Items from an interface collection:
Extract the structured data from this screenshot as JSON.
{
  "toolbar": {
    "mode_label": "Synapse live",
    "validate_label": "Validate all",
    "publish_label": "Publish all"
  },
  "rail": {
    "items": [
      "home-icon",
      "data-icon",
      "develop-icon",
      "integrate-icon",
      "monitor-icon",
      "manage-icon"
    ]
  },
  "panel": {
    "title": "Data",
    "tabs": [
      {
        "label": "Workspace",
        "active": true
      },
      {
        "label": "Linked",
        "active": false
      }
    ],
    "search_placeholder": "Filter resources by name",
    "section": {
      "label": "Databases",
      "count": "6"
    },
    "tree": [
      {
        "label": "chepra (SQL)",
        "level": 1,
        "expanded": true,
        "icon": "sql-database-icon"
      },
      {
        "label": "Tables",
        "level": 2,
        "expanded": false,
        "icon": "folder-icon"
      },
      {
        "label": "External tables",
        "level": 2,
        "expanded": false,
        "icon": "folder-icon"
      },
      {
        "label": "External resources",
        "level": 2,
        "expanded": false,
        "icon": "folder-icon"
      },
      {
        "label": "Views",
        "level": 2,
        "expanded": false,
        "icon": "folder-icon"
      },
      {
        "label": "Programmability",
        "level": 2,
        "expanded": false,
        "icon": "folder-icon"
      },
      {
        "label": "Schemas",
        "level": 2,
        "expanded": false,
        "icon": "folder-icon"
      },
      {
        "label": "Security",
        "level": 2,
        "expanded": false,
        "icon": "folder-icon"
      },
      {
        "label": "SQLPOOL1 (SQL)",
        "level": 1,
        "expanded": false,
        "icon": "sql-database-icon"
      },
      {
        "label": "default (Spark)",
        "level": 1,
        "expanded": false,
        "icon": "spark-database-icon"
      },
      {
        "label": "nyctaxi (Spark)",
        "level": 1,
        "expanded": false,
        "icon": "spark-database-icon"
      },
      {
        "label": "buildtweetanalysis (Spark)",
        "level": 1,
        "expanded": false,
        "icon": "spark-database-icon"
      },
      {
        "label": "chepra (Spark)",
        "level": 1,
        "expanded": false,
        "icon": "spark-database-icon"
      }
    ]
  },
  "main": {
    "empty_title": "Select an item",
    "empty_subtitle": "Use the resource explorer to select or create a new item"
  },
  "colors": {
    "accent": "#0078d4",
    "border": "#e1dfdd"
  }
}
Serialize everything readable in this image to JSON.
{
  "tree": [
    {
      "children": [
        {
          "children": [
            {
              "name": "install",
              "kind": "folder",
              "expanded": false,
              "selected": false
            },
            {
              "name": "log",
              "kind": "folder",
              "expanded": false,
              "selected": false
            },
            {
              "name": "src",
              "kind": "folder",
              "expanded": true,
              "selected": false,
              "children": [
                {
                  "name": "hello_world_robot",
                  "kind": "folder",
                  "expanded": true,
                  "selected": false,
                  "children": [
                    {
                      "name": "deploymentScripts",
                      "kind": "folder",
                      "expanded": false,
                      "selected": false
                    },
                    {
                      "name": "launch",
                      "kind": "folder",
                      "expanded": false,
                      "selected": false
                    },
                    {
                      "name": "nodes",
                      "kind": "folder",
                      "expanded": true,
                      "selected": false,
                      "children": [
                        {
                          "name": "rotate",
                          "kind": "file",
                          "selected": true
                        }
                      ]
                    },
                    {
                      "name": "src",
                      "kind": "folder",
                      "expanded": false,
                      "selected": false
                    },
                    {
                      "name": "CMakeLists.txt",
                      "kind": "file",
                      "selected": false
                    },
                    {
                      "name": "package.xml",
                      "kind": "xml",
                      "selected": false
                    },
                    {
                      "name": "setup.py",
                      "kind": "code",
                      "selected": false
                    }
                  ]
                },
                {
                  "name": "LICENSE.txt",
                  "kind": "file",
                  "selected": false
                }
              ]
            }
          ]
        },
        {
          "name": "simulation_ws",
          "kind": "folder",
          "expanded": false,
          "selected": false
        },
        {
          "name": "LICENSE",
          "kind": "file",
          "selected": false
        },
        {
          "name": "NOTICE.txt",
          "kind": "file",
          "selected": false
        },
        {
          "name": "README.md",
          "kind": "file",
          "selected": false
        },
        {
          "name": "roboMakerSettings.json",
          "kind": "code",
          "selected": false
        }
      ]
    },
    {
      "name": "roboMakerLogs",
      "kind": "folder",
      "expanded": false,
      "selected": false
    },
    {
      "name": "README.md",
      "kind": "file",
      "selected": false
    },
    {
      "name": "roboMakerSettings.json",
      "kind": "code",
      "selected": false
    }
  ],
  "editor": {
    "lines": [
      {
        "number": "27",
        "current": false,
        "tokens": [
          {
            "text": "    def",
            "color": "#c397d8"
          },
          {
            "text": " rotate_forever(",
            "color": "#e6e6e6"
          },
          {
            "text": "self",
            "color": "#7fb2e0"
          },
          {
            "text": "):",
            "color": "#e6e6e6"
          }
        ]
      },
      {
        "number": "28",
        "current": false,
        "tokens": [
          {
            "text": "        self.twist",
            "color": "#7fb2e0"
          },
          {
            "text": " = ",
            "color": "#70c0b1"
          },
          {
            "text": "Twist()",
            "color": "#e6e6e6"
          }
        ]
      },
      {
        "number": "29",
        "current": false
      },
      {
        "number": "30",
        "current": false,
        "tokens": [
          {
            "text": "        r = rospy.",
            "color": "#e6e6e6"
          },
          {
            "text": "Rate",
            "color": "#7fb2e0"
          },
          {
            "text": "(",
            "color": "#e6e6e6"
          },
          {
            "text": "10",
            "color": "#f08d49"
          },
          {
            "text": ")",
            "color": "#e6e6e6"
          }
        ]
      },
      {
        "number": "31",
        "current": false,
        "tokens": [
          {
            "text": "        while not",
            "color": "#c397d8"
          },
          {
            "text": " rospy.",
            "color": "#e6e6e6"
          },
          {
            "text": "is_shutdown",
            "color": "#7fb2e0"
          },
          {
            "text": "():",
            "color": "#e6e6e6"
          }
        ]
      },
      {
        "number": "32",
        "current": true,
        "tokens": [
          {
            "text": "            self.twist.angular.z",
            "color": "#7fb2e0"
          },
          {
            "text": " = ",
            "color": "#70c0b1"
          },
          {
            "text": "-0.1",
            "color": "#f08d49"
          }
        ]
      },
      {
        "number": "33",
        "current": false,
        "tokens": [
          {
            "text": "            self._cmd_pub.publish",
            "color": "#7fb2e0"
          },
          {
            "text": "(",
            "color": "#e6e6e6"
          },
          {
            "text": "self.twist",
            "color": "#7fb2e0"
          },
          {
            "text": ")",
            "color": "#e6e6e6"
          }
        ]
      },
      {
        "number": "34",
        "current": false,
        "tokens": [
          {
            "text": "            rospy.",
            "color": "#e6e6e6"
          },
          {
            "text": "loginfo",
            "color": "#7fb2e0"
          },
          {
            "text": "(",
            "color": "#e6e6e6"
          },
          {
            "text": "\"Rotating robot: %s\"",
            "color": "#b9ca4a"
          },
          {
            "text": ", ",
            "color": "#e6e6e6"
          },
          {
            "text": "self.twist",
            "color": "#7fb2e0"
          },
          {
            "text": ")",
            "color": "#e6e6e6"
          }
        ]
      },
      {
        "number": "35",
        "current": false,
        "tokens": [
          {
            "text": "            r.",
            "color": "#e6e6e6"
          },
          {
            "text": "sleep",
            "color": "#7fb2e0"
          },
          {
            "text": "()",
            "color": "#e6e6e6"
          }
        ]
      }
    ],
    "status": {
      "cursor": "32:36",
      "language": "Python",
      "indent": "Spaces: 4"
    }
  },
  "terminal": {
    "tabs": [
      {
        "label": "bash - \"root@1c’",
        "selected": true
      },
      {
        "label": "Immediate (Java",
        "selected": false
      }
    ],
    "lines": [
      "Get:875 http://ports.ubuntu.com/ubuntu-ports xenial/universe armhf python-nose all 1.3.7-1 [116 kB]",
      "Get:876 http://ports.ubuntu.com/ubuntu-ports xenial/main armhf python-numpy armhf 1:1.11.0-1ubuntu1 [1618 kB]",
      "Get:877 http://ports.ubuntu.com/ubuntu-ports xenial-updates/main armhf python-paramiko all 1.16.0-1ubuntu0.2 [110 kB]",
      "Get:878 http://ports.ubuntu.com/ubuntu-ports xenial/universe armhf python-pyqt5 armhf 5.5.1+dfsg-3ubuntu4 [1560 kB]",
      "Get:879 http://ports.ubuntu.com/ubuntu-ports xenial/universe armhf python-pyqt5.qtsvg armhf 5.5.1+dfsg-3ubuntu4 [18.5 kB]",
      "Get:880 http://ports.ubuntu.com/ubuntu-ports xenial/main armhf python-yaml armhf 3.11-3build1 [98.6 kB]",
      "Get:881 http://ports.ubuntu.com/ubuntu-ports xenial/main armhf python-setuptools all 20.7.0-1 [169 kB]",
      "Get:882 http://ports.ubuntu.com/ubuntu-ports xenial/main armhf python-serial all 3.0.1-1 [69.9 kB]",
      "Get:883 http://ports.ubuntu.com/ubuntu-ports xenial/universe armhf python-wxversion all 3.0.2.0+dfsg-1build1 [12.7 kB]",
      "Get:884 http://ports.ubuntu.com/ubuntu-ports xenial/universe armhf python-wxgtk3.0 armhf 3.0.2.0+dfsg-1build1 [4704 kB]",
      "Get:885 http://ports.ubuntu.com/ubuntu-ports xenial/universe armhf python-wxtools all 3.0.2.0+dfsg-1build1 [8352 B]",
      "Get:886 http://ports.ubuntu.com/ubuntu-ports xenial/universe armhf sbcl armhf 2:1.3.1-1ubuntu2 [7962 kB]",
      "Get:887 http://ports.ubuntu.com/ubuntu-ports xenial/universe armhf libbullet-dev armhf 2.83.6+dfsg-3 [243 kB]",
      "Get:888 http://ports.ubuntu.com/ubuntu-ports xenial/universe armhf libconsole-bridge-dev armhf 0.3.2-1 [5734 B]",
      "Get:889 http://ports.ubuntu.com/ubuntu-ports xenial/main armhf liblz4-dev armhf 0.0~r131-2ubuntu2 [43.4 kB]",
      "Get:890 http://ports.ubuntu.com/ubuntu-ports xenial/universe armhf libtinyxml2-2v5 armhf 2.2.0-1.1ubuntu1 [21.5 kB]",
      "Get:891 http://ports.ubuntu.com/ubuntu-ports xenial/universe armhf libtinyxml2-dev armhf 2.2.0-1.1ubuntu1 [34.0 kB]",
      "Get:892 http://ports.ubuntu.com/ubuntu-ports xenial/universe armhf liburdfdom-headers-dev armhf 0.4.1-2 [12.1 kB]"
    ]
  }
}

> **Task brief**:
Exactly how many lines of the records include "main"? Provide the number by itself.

> **Task response**:
7